64. Edelmann, A. & Lendl, B. Toward the optical tongue: Flow-through sensing of tannin-protein interactions based on FTIR spectroscopy. J. Am. Chem. Soc. 124, 14741-14747, doi: 10.1021/ja026309v (2002).

65. Harrick, N. J. Internal reflection spectroscopy. (Harrick Scientific Corp., 1967).

66. Everall, N. J. et al. Preliminary Investigations into Macroscopic Attenuated Total Reflection-Fourier Transform Infrared Imaging of Intact Spherical Domains: Spatial Resolution and Image Distortion. Appl. Spectrosc. 63, 313-320 (2009).

67. Barth, A. The infrared absorption of amino acid side chains. Progress in biophysics and molecular biology 74, 141-173 (2000).

68. Chan, R. & Chen, V. Characterization of protein fouling on membranes: opportunities and challenges. J. Membr. Sci. 242, 169-188 (2004).

69. Chollangi, S. et al. Development of robust antibody purification by optimizing protein-A chromatography in combination with precipitation methodologies.

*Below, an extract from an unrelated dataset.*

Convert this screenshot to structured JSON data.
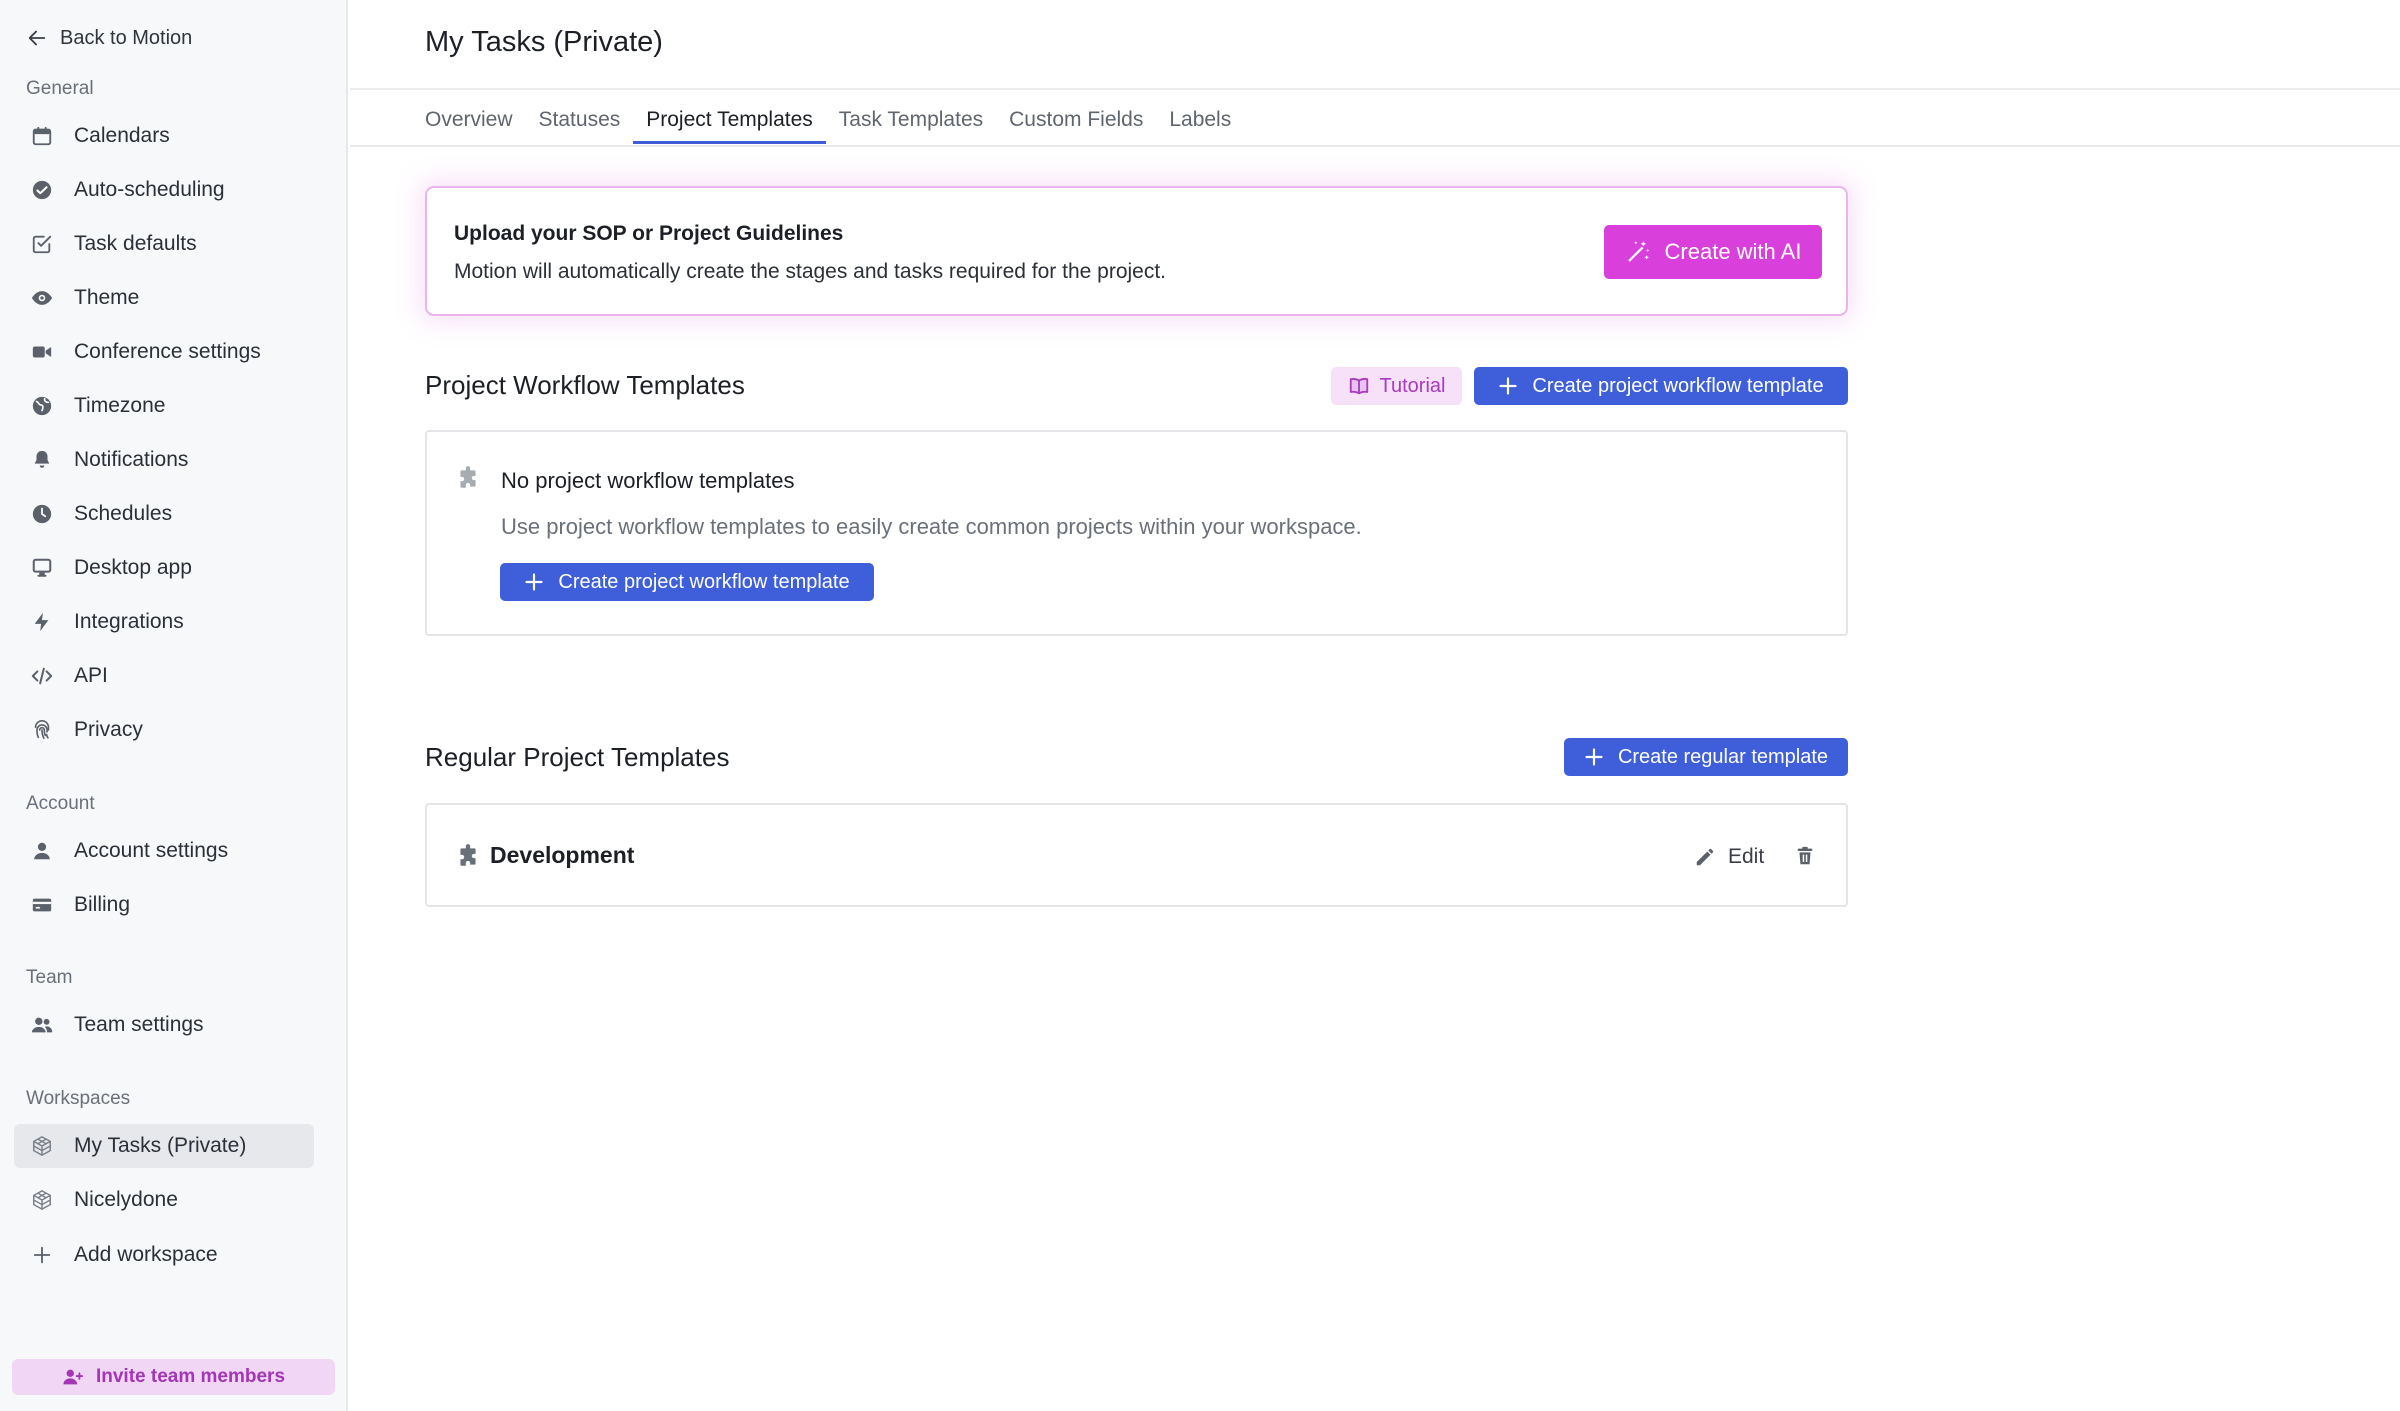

Biotechnol. Bioeng. 112, 2292-2304 (2015).

70. Chan, K. A., Tay, F. H., Poulter, G. & Kazarian, S. G. Chemical imaging with variable angles of incidence using a diamond attenuated total reflection accessory. Appl. Spectrosc. 62, 1102-1107 (2008).

Acknowledgements

The authors wish to thank the BBRSC and the Bioprocessing Research Industry Club (BRIC) for funding this research (BB/K0111030/1). The authors also wish to thank Dr. Cleo Kontoravdi for providing the IgG4c and Pall Corporation for the IgG1 samples.

Author Contributions

S.G.K. and B.B. conceived the research project; M.B.A., S.G.K. and B.B. designed the research; M.B.A. performed all the experiments; M.B.A., S.G.K. and B.B. analysed the data and M.B.A., S.G.K. and B.B. wrote the manuscript.

Additional Information

Competing financial interests: The authors declare no competing financial interests.

How to cite this article: Boulet-Audet, M. et al. In-column ATR-FTIR spectroscopy to monitor affinity chromatography purification of monoclonal antibodies. Sci. Rep. 6, 30526; doi: 10.1038/srep30526 (2016).

l/gv ® I This work is licensed under a Creative Commons Attribution 4.0 International License. The images IK^^EI^M or other third party material in this article are included in the article's Creative Commons license, unless indicated otherwise in the credit line; if the material is not included under the Creative Commons license, users will need to obtain permission from the license holder to reproduce the material. To view a copy of this license, visit http://creativecommons.org/licenses/by/4.0/

© The Author(s) 2016